The street extended from High Street to the site of the ancient chapel of St James.
There was one small problem though, for up to this point, Cleveland Street was closed off at one end, the end nearest to Balby Road as we know it today. This was because land, belonging to a Mr John Ellison, a gardener, was standing in the way. However, Mr Charles Siddall, builder, undertook an arrangement between himself and Mr Ellison, whereby, a five pound bank note was paid for permanent passage through his land. At midnight, hedgerows and trees vanished so that the neighbours in the morning thought that the hand of fairies had been at work!
Mr Fisher together with Mr T.B.Mason, Mr Siddall, and Mr Parkin dedicated the road before handing it over to the corporation. In appreciation of the huge task of providing the townsfolk with such a new and important road which would surely boost the local economy, the corporation had the following written in the minute books, on the 23rd December, 1830, “Grant of waste-land to Mr Frederick Fisher, in consideration of his dedicating more land to the public.

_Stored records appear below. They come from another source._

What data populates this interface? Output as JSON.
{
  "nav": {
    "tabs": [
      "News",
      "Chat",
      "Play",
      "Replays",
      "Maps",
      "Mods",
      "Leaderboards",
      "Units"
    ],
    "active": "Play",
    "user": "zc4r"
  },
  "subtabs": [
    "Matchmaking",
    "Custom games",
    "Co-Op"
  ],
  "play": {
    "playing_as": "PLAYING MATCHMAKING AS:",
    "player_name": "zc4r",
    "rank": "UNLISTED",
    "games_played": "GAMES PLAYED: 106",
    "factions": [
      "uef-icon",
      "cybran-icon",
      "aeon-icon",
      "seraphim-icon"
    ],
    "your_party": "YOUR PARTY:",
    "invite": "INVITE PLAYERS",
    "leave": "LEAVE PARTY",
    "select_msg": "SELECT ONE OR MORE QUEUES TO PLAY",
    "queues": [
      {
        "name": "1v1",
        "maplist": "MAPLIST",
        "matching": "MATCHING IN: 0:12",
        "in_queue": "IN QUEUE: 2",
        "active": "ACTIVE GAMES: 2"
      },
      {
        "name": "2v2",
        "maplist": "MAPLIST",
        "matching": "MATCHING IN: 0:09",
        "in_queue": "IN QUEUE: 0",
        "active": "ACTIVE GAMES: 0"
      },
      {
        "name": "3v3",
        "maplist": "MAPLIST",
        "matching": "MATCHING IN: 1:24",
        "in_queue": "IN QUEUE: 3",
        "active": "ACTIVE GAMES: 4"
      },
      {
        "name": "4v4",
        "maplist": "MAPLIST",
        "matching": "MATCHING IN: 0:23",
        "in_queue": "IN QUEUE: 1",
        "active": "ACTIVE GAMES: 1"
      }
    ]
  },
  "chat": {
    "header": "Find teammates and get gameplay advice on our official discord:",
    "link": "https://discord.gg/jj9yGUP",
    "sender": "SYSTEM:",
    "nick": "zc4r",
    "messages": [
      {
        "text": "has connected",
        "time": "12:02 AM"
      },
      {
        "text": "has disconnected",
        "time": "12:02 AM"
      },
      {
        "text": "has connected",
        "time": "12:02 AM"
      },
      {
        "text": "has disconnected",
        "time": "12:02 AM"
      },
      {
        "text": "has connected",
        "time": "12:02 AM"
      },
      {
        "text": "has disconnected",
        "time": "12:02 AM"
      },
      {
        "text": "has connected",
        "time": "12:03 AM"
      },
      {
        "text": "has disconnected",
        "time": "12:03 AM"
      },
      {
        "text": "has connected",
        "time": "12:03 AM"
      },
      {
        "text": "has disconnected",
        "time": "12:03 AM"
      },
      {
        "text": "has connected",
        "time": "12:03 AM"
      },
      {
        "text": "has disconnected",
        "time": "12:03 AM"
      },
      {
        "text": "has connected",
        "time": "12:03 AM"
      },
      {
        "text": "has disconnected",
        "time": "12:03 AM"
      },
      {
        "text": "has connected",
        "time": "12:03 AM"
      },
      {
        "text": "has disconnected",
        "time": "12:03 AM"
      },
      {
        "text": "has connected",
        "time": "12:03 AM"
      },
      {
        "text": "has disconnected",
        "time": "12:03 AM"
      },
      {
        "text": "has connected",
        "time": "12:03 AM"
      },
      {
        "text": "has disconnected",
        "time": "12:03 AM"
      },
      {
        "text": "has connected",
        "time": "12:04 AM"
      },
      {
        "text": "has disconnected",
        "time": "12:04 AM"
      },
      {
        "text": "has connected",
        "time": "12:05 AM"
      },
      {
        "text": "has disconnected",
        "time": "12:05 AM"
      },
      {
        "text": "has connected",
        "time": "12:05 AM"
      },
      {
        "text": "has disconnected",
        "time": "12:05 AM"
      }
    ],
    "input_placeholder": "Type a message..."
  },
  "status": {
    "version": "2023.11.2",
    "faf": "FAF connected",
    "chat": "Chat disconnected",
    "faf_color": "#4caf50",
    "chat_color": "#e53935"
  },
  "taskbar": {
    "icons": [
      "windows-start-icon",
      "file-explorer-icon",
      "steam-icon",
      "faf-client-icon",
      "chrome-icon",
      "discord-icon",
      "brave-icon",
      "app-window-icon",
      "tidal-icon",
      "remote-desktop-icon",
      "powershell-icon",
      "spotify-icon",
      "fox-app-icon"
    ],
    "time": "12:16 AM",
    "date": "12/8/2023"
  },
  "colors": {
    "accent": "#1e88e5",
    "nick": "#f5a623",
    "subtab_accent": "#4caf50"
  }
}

Resolved, that the common seal be affixed to the grant produced, which has been approved by council, of a small piece of waste-land in Doncaster, at St James’ Pond (Shakespeares Head), to Mr Frederick Fisher, in consideration of his having dedicated to the public a large quantity of land of considerably greater value”. At a meeting held on the 13th February, 1834, with William Hurst Esq in the chair, it was agreed “Cleveland Street, extending from the Rein Deer Inn to the Balby turnpike road, having been thrown open to the public by the proprietors, and a considerable sum expended by them to form a new approach to the town, it was resolved unanimously that the said street be drained, formed, and stoned by the surveyors of the parish as soon as they could conveniently”.
Mr Fisher happily lived to rejoice that the spirit of his enterprise and foresight had brought increased trade and wealth to Doncaster.